→ **Material provided**:
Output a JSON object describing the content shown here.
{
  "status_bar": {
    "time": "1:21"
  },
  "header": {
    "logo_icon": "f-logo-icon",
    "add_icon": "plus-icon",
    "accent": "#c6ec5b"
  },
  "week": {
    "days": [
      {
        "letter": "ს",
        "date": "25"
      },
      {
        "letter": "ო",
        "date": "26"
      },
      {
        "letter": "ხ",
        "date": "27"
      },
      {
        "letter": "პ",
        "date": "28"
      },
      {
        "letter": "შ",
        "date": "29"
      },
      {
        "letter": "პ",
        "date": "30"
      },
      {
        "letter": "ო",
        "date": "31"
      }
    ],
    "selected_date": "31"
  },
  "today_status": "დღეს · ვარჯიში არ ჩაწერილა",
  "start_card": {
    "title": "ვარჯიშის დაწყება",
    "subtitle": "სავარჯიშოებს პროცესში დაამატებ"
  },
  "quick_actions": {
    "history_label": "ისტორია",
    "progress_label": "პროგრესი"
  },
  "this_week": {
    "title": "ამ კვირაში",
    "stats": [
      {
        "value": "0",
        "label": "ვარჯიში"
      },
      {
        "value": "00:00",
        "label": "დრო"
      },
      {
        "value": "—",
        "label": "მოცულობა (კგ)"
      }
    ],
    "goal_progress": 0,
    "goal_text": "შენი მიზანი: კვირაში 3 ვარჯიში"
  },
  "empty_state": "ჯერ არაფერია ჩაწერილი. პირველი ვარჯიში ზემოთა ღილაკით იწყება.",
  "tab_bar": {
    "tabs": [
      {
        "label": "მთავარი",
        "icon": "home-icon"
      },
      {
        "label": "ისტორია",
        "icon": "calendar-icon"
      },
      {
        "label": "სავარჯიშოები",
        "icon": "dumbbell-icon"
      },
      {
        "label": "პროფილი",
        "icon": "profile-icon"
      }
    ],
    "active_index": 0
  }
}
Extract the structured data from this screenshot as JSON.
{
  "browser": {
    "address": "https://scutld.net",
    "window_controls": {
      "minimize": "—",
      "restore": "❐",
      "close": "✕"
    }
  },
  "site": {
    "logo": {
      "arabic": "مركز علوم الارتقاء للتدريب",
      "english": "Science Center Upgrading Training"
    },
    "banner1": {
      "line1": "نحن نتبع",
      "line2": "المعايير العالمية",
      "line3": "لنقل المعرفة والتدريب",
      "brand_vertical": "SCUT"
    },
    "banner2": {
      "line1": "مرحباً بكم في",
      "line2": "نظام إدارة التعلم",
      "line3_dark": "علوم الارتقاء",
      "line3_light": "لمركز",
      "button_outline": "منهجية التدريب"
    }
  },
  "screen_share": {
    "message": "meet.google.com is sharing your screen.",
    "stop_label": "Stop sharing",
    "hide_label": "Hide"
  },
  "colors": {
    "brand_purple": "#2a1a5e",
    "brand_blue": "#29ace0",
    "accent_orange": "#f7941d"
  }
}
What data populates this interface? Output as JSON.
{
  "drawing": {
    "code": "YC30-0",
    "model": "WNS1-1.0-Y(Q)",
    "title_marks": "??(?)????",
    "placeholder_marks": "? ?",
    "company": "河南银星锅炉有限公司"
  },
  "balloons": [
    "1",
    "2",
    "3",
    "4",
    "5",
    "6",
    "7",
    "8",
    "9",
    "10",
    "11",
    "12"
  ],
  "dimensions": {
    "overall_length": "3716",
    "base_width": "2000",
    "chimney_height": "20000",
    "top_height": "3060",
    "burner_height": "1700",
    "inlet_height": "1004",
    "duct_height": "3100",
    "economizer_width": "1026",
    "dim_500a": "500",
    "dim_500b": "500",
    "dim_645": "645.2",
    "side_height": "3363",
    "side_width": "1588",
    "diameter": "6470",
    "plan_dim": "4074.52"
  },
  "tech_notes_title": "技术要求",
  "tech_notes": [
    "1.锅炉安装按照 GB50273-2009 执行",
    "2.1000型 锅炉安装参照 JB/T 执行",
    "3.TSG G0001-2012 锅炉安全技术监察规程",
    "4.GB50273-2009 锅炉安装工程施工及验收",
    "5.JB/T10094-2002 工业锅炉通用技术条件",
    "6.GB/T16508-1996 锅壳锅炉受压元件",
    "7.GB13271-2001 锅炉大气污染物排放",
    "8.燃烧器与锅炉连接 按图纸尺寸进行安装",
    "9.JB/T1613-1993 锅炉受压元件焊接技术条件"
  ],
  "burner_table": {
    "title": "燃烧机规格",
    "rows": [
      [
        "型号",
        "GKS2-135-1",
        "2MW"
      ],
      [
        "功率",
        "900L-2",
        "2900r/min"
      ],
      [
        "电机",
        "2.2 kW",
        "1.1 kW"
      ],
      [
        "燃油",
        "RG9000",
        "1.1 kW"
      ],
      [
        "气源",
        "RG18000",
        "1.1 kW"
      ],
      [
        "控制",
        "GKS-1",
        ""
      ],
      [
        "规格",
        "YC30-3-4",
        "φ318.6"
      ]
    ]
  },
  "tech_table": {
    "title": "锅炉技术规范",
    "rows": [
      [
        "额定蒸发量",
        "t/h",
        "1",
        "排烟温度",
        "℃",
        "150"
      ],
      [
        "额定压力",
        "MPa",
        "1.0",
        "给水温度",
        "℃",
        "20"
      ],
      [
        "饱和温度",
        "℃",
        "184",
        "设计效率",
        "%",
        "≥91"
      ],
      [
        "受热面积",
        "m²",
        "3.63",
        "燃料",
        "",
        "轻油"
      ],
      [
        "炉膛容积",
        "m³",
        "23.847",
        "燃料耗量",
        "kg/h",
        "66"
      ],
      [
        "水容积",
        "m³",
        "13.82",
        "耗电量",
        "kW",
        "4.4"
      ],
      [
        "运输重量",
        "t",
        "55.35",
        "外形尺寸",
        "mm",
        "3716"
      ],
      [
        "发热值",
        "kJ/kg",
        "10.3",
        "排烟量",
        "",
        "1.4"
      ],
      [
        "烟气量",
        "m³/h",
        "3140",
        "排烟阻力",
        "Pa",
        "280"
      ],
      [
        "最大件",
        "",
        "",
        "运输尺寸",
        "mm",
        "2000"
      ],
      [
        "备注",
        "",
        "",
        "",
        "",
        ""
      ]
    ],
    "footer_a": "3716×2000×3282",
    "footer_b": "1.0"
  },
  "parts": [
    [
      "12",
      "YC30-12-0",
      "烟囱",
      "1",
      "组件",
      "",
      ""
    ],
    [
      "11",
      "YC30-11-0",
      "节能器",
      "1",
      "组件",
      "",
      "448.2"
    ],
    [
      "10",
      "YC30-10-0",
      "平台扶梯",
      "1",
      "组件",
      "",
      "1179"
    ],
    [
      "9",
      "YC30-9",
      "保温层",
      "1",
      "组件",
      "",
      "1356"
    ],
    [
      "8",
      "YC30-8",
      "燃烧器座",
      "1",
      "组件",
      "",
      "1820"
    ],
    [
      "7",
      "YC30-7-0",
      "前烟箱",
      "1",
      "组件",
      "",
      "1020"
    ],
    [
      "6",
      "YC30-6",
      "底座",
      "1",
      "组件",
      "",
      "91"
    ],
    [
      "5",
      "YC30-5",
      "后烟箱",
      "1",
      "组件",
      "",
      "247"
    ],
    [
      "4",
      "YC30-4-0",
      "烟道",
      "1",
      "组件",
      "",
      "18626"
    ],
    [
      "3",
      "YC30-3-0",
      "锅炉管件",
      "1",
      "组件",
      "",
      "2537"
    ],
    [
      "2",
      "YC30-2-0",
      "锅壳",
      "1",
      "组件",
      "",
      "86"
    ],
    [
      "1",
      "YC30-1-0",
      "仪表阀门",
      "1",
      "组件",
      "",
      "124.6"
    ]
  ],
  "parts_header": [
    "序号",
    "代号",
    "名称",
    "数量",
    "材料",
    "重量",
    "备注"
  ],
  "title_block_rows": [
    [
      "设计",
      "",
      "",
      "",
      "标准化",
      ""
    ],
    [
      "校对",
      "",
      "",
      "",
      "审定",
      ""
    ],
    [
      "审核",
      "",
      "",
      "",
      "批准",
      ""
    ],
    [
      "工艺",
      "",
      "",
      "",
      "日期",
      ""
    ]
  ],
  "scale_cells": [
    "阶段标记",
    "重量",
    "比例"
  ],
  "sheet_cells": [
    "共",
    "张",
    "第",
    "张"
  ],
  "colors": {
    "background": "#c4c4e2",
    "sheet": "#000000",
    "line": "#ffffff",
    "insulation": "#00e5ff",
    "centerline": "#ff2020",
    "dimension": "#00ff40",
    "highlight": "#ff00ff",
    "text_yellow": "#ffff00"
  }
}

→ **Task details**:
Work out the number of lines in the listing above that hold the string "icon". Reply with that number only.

→ **Written response**:
6